As a political reporter I get more than enough federal politics at work and from the nightly news, so my first choice when it comes to sitting back, kicking up my feet and getting into a good book is usually a novel that has nothing to do with Canadian politics.
But when a colleague of mine brought his copy of political reporter Stephen Maher’s book, Deadline, into the office and asked who else wanted to read it, I surprised myself when I volunteered to be next in line to take it home. I didn’t really know what the book was about, just that it was a political thriller, but was encouraged on by my colleague who said it was a real “page-turner.”
Let me tell you, once I got into the plot of political intrigue, sex and attempted murder in Canada’s quiet capital, I was hooked. I looked forward to coming home from work every day for a week so I could find out what happened next to reporter Jack Macdonald as he tried to uncover what happened to his friend and political staffer Ed, who was found one morning floating almost dead in the Ottawa River after one particularly drunken night of debauchery.
There is something fun about reading a story that takes place in the very city you live in, where conversations are set in bars and restaurants you’ve frequented yourself.

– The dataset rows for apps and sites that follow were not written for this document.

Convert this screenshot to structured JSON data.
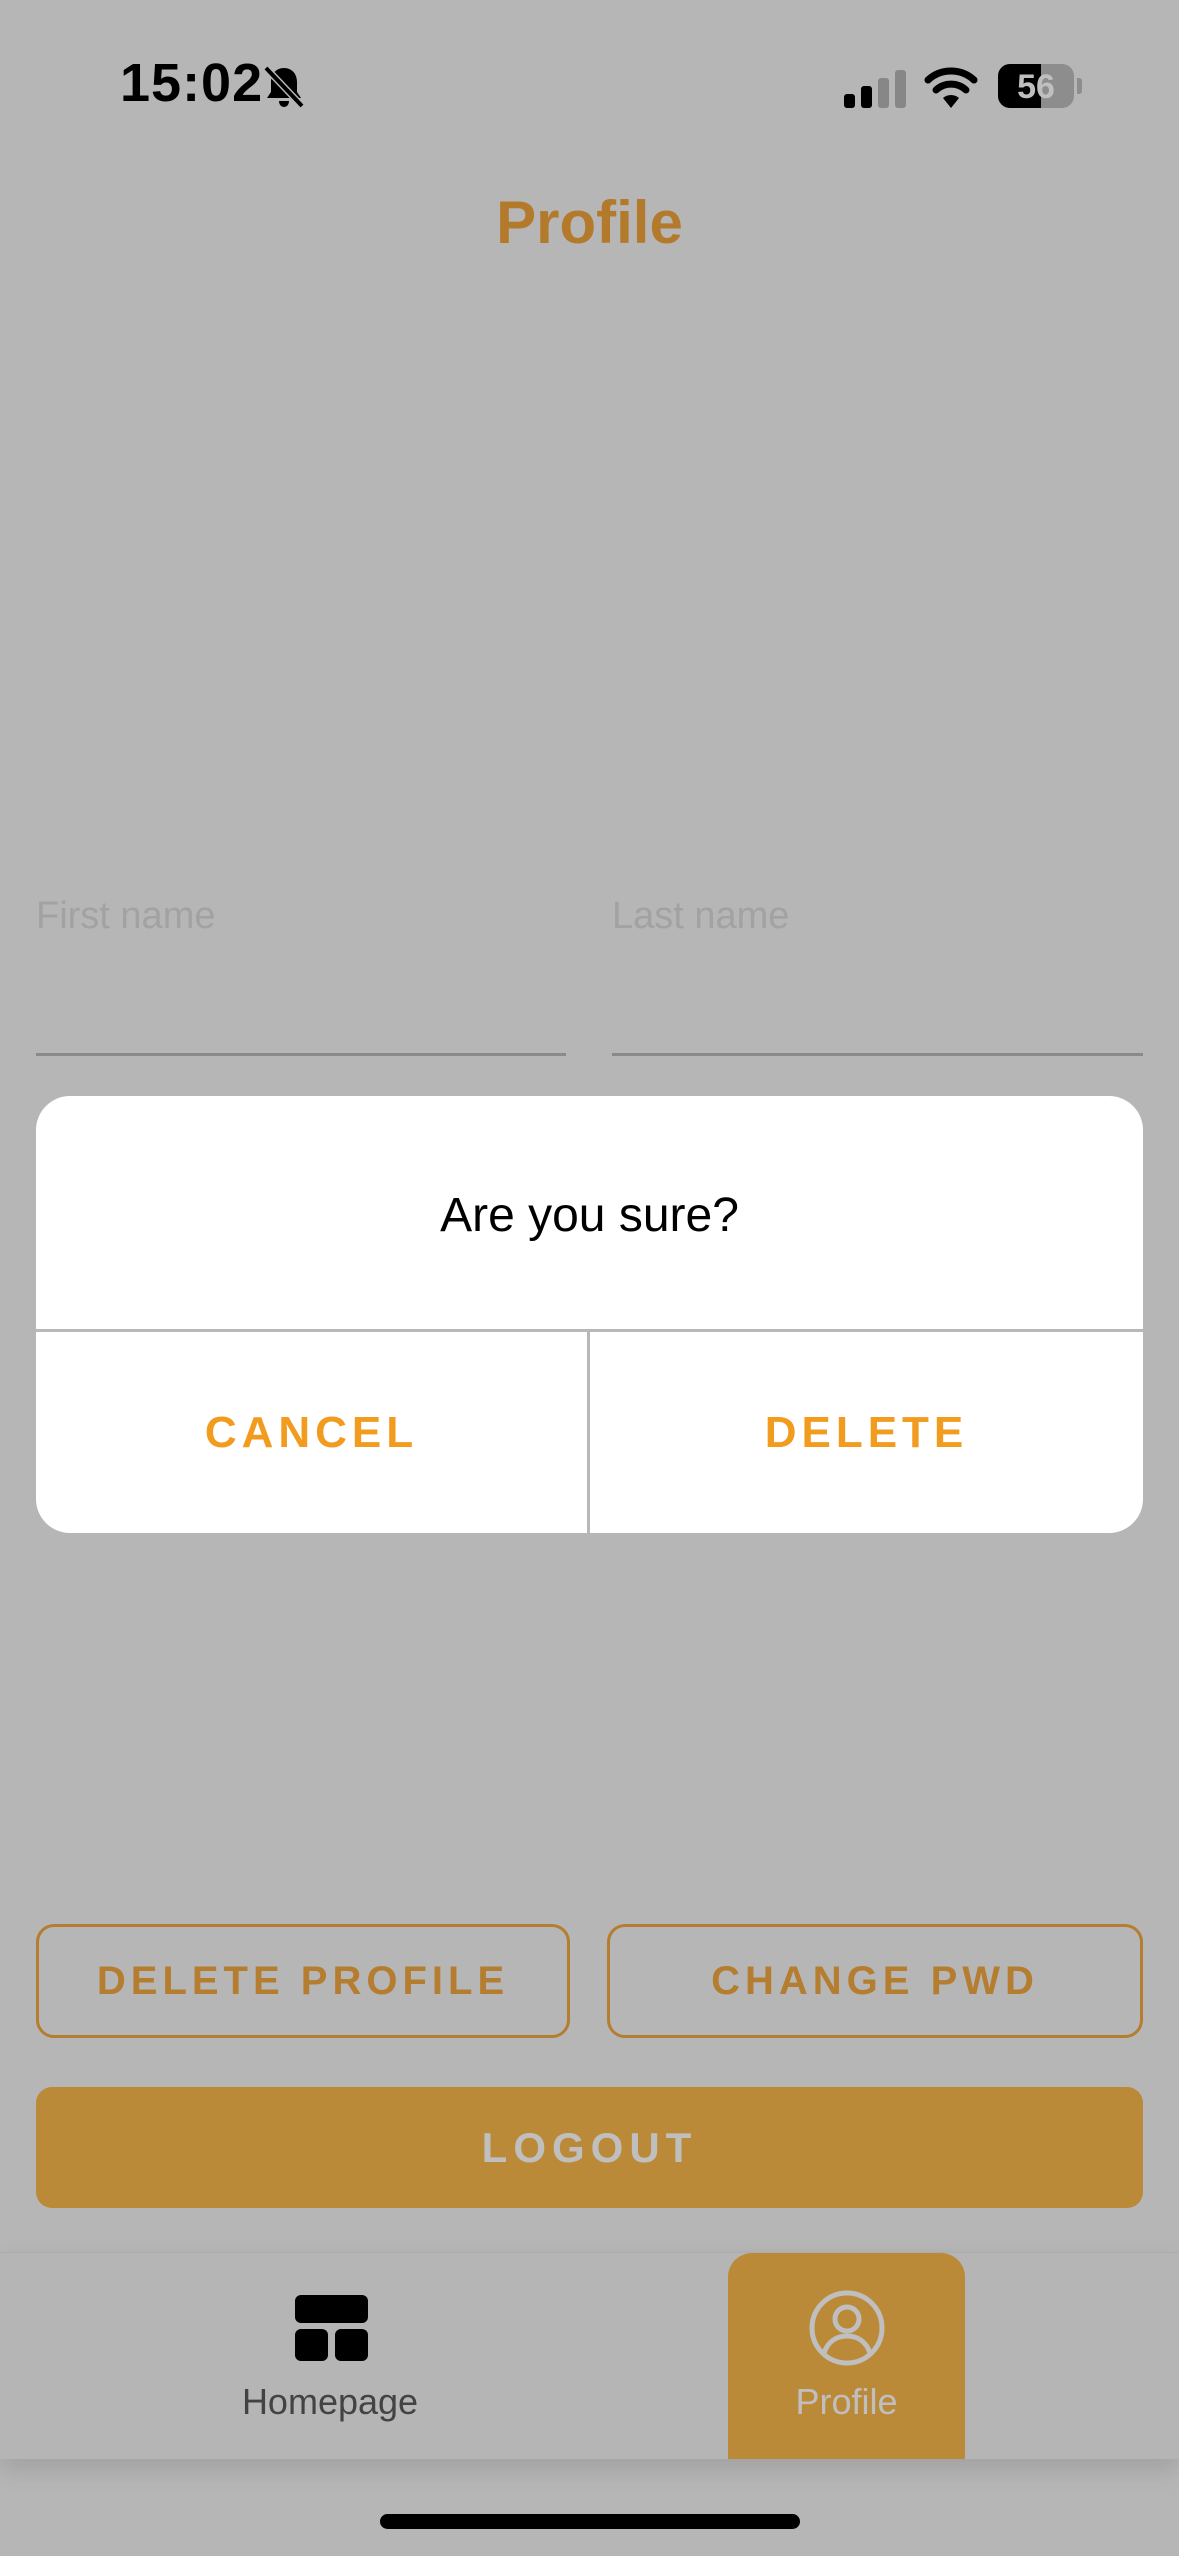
{
  "status_bar": {
    "time": "15:02",
    "battery_level": "56",
    "icons": [
      "bell-slash-icon",
      "cellular-signal-icon",
      "wifi-icon",
      "battery-icon"
    ]
  },
  "header": {
    "title": "Profile"
  },
  "form": {
    "first_name_placeholder": "First name",
    "last_name_placeholder": "Last name"
  },
  "actions": {
    "delete_profile_label": "DELETE PROFILE",
    "change_pwd_label": "CHANGE PWD",
    "logout_label": "LOGOUT"
  },
  "tab_bar": {
    "tabs": [
      {
        "label": "Homepage",
        "icon": "dashboard-icon",
        "active": false
      },
      {
        "label": "Profile",
        "icon": "profile-icon",
        "active": true
      }
    ]
  },
  "dialog": {
    "message": "Are you sure?",
    "cancel_label": "CANCEL",
    "delete_label": "DELETE"
  },
  "colors": {
    "accent": "#F2A73F",
    "logout_background": "#FAB84C",
    "dialog_button_text": "#F19C1F",
    "scrim": "rgba(0,0,0,0.25)"
  }
}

It makes the story more believable and in turn, draws you into the characters’ lives, as they could very well be people – and possibly politicians, staffers or journalists – you know.
I ran into the author himself at a book launch recently for Shopping for Votes, a non-fiction work by another federal political reporter, Susan Delacourt. I told him his characters were just too juicy and asked him if they were based on any real politicians, staffers or journalists in Ottawa.
But like any good journalist knows, sometimes you have to protect your sources and he wouldn’t divulge to me any hints as to who his characters might be based on.
Maher has done a truly great job of taking his vast knowledge of Canadian federal politics and using it as the backdrop for a great story that’s fun to read.
I would give this book a 3 out of 5 for it’s sheer entertainment value. It’s certainly not one of the best books I’ve ever read and it’s not going to win any literary prizes any time soon, but it’s a fun story with lots of twists and a perfect quick read for any political junkie.
And if you’re like me and you know some die-hard followers of federal politics, here’s a list of a few other political books published this season, and just in time for your holiday shopping!